In last’s month’s article I focussed on horizontal fissures in dairy and beef cattle. There is a difference between horizontal and vertical fissures, and I want to explain the latter in more detail. A vertical fissure can be described as a fissure or crack on the claw. In the early stages this is only visible…
There are two types of fissures, namely horizontal (discussed in this article) and vertical. Both types cause severe lameness and have their own risk factors and causes.
In parts 1 and 2 of this series I explained the factors that influence overgrown feet and how to identify the origin of the problem. I also touched on genetic disorders and how it re-manifests after a trim. This brings us to a frequently asked question: Is it ethical to trim feet?
In part 1 of this series, I explained why we often see cattle with long claws and I touched on the principles that must be kept in mind whenever the subject of feet comes up.
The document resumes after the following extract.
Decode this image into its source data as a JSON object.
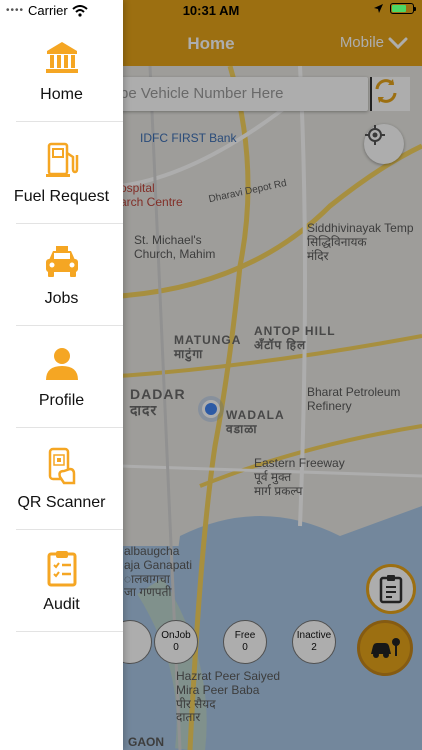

There have been many myths and different opinions in the past regarding the subject of the bovine hoof. Part of the reason why it is such a frequently discussed topic, is that it is so difficult to work on the feet of cattle. Unlike horses, cattle cannot be trained to lift one foot while standing on the other three legs. In fact, it is extremely difficult for cattle to stand on three legs, which is why specialised equipment is needed.